Kuala Lumpur, April 21 (Inditop) An international piracy watchdog Tuesday warned of increasing violent pirate attacks in the troubled Gulf of Aden off Somalia, as worldwide pirate attacks rose by almost 100 percent for the first three months of this year compared to 2008.
The London-based International Maritime Bureau (IMB) said 102 pirate attacks were reported from January to March, compared to 53 in the same period last year.
Attacks in the pirate-infested waters off the Gulf of Aden and the east coast of Somalia made up half of the total number of attacks with 61 cases, the bureau said in its quarterly report released in Kuala Lumpur.
The number is an alarming rise from only six incidents in these areas last year, it said.
Nigeria and Peru recorded the second highest number of attacks with seven cases each in the first quarter, followed by four attacks in the waters off Vietnam.
A total of 34 vessels were boarded, 29 were fired upon and nine vessels hijacked in the first three months of 2009.
Pirates took 178 crew members hostage, with nine sustaining injuries, five kidnapped and two killed, the IMB said.
The bureau warned that violent attacks were on the rise, with pirates being reported to be armed with increasingly dangerous weapons.
The agency also hailed ongoing “vigilance and patrolling” efforts by Singapore, Malaysia and Indonesia in safeguarding the Malacca Strait, where only one incident was recorded in the first three months of 2009.

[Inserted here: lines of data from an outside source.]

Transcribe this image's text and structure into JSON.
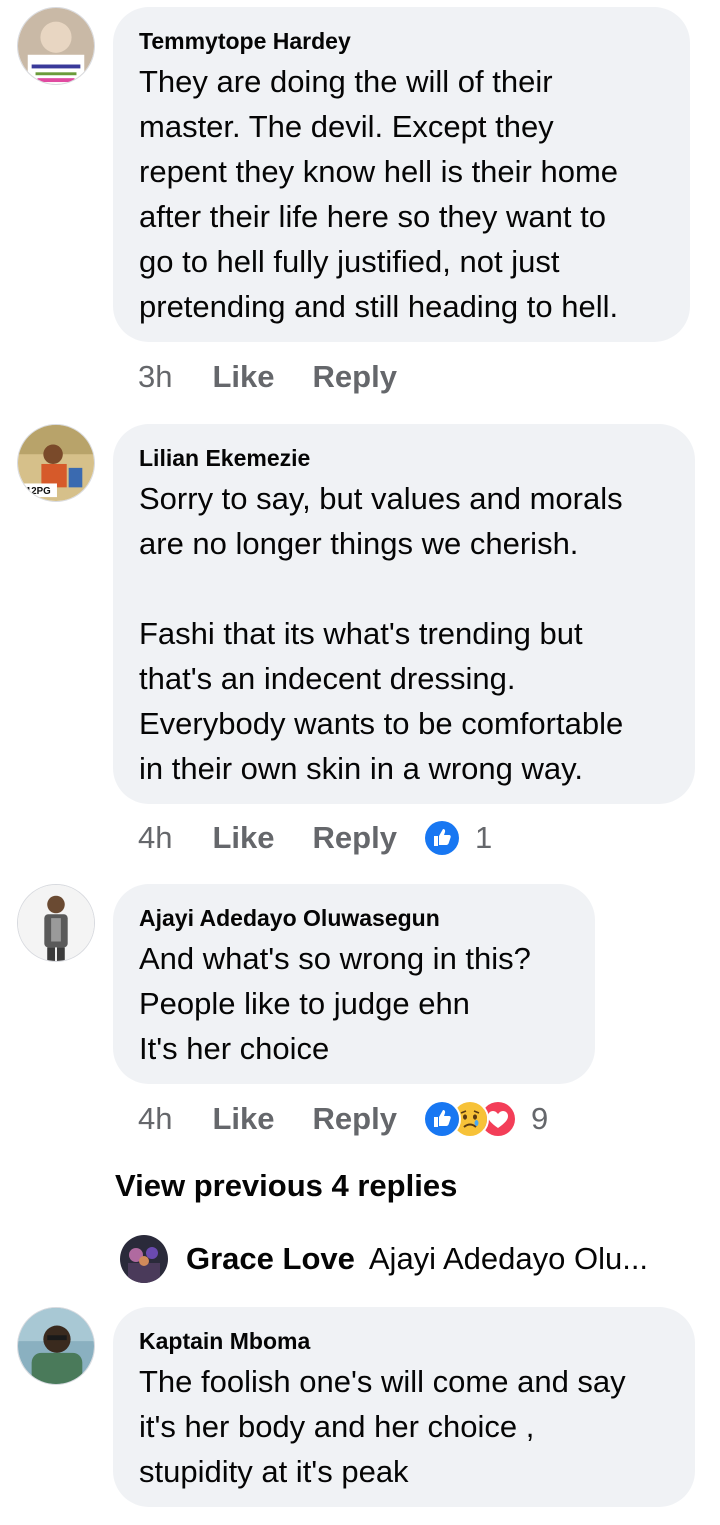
{
  "comments": [
    {
      "author": "Temmytope Hardey",
      "text": "They are doing the will of their\nmaster. The devil. Except they\nrepent they know hell is their home\nafter their life here so they want to\ngo to hell fully justified, not just\npretending and still heading to hell.",
      "time": "3h",
      "like_label": "Like",
      "reply_label": "Reply",
      "reaction_count": ""
    },
    {
      "author": "Lilian Ekemezie",
      "text": "Sorry to say, but values and morals\nare no longer things we cherish.\n\nFashi that its what's trending but\nthat's an indecent dressing.\nEverybody wants to be comfortable\nin their own skin in a wrong way.",
      "time": "4h",
      "like_label": "Like",
      "reply_label": "Reply",
      "reaction_count": "1",
      "reactions": [
        "like-icon"
      ]
    },
    {
      "author": "Ajayi Adedayo Oluwasegun",
      "text": "And what's so wrong in this?\nPeople like to judge ehn\nIt's her choice",
      "time": "4h",
      "like_label": "Like",
      "reply_label": "Reply",
      "reaction_count": "9",
      "reactions": [
        "like-icon",
        "sad-icon",
        "care-icon"
      ]
    },
    {
      "author": "Kaptain Mboma",
      "text": "The foolish one's will come and say\nit's her body and her choice ,\nstupidity at it's peak"
    }
  ],
  "view_previous_label": "View previous 4 replies",
  "reply_preview": {
    "author": "Grace Love",
    "text": "Ajayi Adedayo Olu..."
  },
  "colors": {
    "bubble": "#f0f2f5",
    "meta": "#65676b",
    "text": "#050505",
    "like_blue": "#1877f2"
  }
}
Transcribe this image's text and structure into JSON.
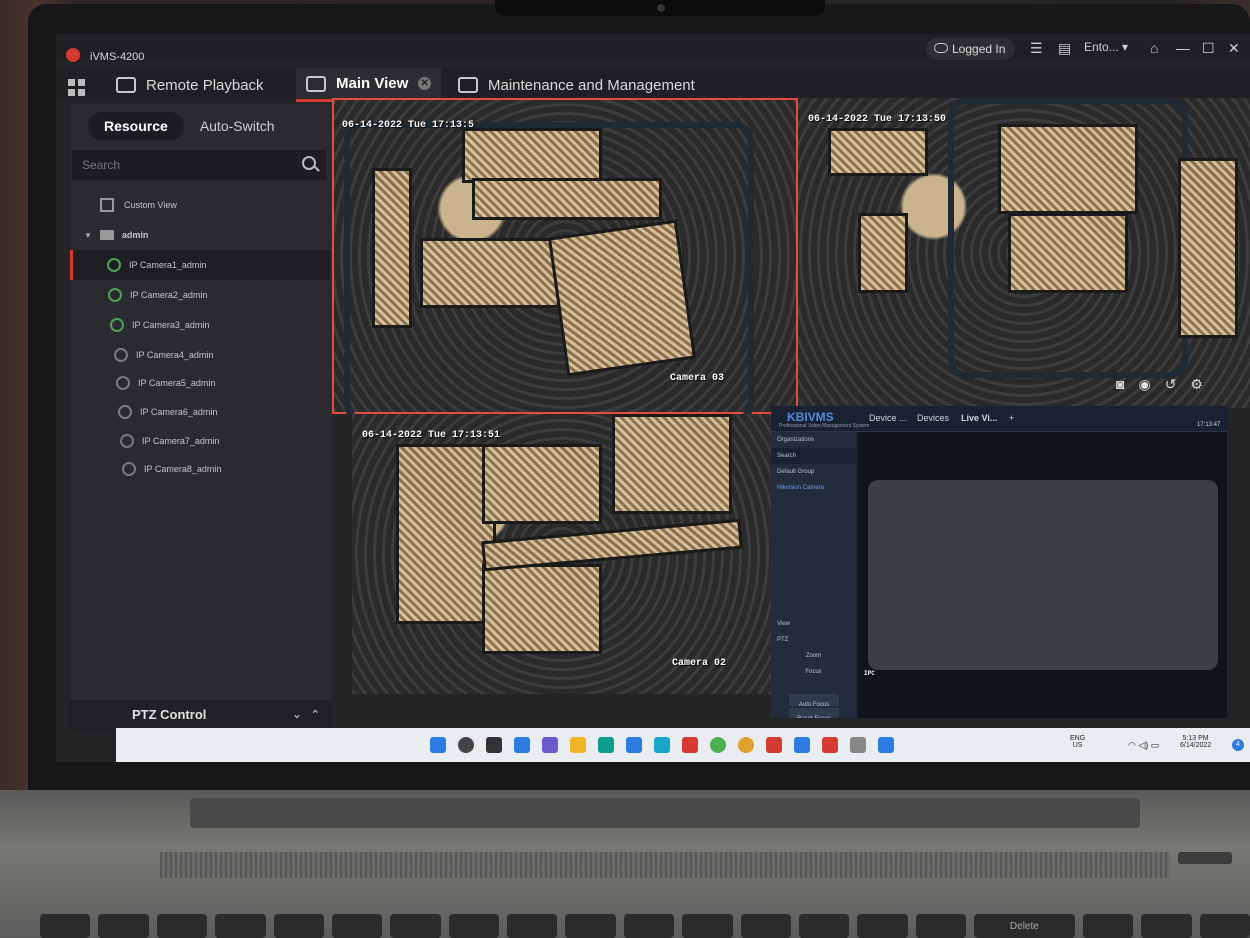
{
  "app": {
    "title": "iVMS-4200",
    "logged_in": "Logged In",
    "user": "Ento..."
  },
  "tabs": [
    {
      "label": "Remote Playback"
    },
    {
      "label": "Main View"
    },
    {
      "label": "Maintenance and Management"
    }
  ],
  "panel": {
    "seg_resource": "Resource",
    "seg_auto": "Auto-Switch",
    "search_placeholder": "Search",
    "custom_view": "Custom View",
    "group": "admin",
    "cameras": [
      "IP Camera1_admin",
      "IP Camera2_admin",
      "IP Camera3_admin",
      "IP Camera4_admin",
      "IP Camera5_admin",
      "IP Camera6_admin",
      "IP Camera7_admin",
      "IP Camera8_admin"
    ],
    "ptz": "PTZ Control"
  },
  "tiles": [
    {
      "timestamp": "06-14-2022 Tue 17:13:5",
      "name": "Camera 03"
    },
    {
      "timestamp": "06-14-2022 Tue 17:13:50",
      "name": ""
    },
    {
      "timestamp": "06-14-2022 Tue 17:13:51",
      "name": "Camera 02"
    }
  ],
  "kb": {
    "logo": "KBIVMS",
    "subtitle": "Professional Video Management System",
    "tabs": [
      "Device ...",
      "Devices",
      "Live Vi..."
    ],
    "plus": "+",
    "time": "17:13:47",
    "organizations": "Organizations",
    "search": "Search",
    "group": "Default Group",
    "camera": "Hikvision Camera",
    "view": "View",
    "ptz": "PTZ",
    "zoom": "Zoom",
    "focus": "Focus",
    "auto_focus": "Auto Focus",
    "reset_focus": "Reset Focus",
    "ipc": "IPC"
  },
  "taskbar": {
    "lang": "ENG",
    "region": "US",
    "time": "5:13 PM",
    "date": "6/14/2022",
    "badge": "4"
  },
  "keyboard": {
    "delete": "Delete"
  }
}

The bureau also urged governments to increase security efforts in their waters, following the global economic crisis which could result in more pirate activities.
“Navies and coastguards must continue to maintain their physical presence,” the bureau said in its report.